Indian Black Smith-1, a oil-on-plywood work by Jamini Roy
In works like Magician and Island of Birds of Gagnendranath Tagore, we can see early examples of the capacity of our modern artists to create a painterly surface not as a reference but as an end in itself, and of refracted light as creating volume on a two dimensional surface, respectively. Both these works are there in the exhibition, but in the corners of a corridor, with doors obscuring them. It is obvious that their historical importance is lost to the curators of the exhibition. These works, which open a dialogue with other contemporaries, like Matisse, Picasso, Klee and Kandinsky as equals, are ignored.

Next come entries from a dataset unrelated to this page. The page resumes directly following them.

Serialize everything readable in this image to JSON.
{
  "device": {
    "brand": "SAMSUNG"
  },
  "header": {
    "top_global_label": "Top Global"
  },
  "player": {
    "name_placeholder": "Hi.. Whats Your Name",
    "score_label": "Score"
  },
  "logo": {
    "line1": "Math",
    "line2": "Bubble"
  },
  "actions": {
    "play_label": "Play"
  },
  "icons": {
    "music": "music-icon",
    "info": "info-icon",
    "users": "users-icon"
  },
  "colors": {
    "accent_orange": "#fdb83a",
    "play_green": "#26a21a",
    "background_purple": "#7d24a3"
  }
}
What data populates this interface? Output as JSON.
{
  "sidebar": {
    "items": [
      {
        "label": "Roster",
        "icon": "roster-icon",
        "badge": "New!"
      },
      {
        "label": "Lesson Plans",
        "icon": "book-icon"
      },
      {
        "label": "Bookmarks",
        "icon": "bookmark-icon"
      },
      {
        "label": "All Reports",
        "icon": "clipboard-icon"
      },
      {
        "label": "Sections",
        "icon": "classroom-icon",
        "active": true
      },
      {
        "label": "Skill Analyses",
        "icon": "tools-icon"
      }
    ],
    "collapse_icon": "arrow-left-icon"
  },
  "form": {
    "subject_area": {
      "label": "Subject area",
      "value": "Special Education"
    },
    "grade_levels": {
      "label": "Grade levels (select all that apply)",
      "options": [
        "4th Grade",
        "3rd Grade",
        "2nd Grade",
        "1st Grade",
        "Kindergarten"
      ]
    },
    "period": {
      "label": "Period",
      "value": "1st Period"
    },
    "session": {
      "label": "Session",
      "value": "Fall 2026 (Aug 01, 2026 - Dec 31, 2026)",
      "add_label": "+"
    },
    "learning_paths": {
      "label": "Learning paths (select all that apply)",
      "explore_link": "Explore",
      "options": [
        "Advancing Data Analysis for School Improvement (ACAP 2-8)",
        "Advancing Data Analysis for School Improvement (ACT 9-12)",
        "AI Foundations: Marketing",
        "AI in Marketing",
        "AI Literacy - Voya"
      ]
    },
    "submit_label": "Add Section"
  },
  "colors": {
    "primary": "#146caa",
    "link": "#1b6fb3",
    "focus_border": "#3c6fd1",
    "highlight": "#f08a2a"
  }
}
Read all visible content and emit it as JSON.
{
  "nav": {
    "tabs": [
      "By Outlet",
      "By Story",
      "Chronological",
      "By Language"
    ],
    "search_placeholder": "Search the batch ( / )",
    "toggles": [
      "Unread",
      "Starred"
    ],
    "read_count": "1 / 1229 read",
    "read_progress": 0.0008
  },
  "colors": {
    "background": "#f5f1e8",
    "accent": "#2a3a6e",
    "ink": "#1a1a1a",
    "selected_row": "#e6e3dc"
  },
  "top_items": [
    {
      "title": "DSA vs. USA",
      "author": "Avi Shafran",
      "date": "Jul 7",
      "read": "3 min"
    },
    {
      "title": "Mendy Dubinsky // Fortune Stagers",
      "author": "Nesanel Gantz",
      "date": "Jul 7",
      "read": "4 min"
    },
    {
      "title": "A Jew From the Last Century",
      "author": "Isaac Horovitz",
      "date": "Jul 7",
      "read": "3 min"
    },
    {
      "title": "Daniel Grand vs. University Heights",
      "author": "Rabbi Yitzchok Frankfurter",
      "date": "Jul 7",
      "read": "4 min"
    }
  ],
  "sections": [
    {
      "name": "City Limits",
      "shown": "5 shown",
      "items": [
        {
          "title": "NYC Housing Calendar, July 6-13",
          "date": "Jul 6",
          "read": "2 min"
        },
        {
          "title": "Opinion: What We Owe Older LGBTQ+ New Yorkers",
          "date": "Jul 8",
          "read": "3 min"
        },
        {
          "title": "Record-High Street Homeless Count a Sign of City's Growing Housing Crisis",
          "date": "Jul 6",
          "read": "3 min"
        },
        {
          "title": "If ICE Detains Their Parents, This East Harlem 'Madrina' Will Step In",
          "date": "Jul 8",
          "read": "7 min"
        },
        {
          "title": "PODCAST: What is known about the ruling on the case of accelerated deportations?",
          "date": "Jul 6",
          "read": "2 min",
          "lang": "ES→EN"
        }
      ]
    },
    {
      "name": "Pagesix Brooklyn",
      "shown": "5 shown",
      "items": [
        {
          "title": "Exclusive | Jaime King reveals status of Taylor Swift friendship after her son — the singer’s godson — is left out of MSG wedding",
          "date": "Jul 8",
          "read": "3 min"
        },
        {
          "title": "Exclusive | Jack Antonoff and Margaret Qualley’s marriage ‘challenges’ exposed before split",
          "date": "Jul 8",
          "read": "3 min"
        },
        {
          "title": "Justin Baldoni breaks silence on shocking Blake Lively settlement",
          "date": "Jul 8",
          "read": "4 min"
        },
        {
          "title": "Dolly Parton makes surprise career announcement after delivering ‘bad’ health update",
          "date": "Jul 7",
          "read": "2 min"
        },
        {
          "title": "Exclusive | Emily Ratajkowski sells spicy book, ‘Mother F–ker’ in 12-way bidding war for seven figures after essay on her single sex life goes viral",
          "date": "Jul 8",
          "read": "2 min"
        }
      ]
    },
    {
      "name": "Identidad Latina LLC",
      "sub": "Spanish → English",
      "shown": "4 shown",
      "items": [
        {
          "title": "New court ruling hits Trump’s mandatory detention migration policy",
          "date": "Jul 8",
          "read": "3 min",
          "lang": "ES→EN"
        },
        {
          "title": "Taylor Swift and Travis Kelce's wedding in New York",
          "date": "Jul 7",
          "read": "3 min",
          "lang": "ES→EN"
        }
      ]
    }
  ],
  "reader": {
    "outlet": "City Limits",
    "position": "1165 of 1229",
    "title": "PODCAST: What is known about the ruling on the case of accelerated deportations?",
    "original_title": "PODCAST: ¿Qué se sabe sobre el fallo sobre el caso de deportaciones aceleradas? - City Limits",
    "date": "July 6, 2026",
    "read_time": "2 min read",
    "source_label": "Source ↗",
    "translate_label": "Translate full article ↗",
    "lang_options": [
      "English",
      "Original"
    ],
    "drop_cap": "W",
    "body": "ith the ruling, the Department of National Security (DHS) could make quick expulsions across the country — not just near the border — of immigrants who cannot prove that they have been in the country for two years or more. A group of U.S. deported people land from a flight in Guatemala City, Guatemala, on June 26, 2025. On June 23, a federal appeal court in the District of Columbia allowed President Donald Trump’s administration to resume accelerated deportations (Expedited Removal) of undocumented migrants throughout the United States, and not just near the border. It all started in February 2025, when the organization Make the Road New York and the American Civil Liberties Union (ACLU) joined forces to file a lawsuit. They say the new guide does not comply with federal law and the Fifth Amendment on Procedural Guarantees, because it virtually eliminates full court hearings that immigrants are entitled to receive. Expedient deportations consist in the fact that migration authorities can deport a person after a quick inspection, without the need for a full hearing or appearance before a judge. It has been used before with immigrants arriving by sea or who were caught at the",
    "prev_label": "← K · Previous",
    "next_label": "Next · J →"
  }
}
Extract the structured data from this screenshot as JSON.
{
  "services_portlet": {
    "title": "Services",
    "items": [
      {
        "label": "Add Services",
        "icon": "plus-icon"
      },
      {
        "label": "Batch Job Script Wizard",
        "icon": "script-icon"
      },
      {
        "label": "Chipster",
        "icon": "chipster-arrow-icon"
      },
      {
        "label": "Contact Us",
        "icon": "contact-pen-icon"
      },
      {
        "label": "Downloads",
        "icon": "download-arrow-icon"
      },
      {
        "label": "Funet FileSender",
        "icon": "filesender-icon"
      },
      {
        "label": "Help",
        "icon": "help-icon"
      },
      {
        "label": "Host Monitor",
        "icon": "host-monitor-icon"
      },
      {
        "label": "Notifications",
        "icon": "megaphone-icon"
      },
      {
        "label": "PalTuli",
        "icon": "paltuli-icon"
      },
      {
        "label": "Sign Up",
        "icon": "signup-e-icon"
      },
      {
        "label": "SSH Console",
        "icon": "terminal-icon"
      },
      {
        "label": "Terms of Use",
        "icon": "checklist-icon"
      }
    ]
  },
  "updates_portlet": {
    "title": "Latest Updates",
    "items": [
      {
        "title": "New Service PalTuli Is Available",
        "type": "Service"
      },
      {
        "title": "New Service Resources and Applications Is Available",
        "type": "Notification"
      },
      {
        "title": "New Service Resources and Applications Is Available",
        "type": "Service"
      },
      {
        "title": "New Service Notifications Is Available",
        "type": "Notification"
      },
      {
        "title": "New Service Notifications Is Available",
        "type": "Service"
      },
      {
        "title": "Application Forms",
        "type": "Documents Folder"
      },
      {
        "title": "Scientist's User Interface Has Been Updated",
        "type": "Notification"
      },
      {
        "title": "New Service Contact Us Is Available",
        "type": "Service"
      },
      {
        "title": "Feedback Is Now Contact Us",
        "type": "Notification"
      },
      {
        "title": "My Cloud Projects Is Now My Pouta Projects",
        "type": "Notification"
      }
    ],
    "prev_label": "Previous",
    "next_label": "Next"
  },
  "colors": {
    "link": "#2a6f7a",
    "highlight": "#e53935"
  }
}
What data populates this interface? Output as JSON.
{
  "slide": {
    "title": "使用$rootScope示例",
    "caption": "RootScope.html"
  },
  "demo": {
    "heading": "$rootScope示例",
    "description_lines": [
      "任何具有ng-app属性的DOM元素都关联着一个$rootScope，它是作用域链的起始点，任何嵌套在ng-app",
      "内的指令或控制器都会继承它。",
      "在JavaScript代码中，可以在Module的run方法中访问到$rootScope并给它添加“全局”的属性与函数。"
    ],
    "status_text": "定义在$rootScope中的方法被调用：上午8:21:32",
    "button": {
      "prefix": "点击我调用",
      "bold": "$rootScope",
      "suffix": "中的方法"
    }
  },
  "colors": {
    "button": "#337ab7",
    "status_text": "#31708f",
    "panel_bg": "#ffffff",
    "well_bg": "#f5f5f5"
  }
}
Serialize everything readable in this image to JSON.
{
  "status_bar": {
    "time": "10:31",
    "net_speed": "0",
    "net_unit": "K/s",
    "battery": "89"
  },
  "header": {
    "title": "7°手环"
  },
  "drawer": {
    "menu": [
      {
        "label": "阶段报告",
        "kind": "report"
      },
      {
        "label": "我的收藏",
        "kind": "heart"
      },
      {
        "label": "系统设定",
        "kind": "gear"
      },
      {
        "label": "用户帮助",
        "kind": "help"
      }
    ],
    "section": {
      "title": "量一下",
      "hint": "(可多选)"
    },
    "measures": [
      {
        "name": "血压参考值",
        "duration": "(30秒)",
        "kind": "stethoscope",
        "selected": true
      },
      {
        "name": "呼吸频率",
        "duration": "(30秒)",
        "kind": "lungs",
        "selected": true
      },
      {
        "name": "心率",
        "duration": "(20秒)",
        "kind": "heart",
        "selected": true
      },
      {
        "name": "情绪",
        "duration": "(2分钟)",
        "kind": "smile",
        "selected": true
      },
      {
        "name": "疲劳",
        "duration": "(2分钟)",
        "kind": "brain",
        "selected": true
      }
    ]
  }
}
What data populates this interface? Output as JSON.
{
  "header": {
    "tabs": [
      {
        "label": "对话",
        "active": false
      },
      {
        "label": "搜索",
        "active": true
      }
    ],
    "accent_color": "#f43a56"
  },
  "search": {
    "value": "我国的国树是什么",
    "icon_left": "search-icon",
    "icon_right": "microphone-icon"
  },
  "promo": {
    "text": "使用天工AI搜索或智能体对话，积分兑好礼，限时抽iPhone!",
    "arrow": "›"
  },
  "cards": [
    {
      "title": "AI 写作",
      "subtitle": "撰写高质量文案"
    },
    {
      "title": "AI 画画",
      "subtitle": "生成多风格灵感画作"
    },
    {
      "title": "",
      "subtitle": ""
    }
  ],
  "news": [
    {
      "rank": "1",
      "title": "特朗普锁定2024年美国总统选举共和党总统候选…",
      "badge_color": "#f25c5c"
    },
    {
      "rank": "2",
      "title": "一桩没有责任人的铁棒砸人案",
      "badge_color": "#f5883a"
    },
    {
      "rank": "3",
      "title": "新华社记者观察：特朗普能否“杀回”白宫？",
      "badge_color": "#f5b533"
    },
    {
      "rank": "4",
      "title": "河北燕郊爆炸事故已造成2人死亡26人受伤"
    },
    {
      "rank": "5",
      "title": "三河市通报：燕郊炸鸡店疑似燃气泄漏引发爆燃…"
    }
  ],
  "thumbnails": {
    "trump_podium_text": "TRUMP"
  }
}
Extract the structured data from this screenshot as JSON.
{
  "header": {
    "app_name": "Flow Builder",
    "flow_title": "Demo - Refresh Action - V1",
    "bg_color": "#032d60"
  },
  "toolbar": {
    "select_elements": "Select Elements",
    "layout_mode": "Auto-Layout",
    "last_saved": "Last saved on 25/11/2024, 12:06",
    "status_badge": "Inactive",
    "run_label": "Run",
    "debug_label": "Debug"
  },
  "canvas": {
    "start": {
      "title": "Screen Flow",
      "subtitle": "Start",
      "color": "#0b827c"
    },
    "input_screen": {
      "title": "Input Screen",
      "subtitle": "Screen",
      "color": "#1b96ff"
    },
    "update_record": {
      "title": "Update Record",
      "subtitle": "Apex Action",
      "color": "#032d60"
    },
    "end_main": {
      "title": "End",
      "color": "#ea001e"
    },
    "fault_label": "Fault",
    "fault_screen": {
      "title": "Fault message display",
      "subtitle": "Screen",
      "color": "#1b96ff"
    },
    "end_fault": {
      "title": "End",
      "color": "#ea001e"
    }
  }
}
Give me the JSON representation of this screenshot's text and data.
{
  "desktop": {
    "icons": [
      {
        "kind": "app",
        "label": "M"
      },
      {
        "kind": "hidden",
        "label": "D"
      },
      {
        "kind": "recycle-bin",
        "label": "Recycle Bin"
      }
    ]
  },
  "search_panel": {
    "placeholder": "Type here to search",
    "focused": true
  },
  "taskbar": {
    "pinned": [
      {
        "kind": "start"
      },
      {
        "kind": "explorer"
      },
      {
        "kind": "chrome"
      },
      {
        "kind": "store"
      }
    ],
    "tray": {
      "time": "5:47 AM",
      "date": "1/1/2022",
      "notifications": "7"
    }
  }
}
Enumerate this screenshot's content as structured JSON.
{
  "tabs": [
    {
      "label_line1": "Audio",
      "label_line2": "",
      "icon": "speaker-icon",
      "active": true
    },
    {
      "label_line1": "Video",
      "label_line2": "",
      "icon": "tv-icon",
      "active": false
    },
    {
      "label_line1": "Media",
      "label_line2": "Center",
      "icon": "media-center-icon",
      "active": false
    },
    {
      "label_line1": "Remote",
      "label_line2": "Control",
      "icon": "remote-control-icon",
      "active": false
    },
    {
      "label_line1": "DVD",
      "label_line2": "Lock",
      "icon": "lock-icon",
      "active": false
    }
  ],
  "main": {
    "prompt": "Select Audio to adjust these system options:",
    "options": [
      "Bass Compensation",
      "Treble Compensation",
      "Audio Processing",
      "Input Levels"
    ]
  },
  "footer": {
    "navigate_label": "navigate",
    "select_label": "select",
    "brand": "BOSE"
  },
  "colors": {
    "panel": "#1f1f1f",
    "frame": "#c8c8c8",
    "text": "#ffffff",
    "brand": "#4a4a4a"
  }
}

The same ignorance is visible in the inclusion of Nandalal Boses seminal Birth of Chaitanya (which shows a remarkable blend of contemporary composition and Bengal folk art) being thrown in insensitively with his other works that are revivalist and orientalist in character. Again, we are shown a painting by Ramkinkar Baij, but his Dali-like portrait of Rabindranath Tagore, with its tongue-in-check metaphor of the poet as a wayside shrine, lies in the lobby, away from the exhibition.
Jamini Roys powerful figure of a man with a hammer, Vivan Sundrams and Arpana Caurs monumental works of Delhis 1984 anti-Sikh pogrom, blending contemporary treatment of space and composition, with a radical presentation of events are missing, as is the work of Sudhir Patwardhan. Among the seminal abstractionists, Nasreen Mohammedi and Zarina Hashmi both merit a small space between two rooms!
This singular back of vision gives the impression that Indian contemporary art is descendant of colonial academic art and not a challenge to it.
What makes our contemporary art worth investing in today is not how it tumbled out of various bastard forms of colonial visual expression but of how it was one of the most powerful, broad-based and successful challenges to it in the age of decolonisation that has gone on even after the collapse of the Soviet Union with the end of Apartheid in South Africa.
It is one of the worlds best examples of decolonised art. To present it as the NGMA has done is like a broker palming off dud shares along with blue-chip ones to cover his losses.
One must understand that such practices discredit the broker and the market as well. Those who observe the stock market at present know this well. Maybe the promoters of dud art are less aware of the damage such exercises do. Let us hope they get that awareness and understand our contemporary art is original.
It challenges both academic and slavish representation of the colonial and pre-colonial past. It is modern and shares modernity with the contemporary art of the age of decolonisation from all over the world. That is why it stands its ground in the global art market as it does today. Any attempt to present it otherwise does disservice to it and the market it has carved out over the last two decades at least.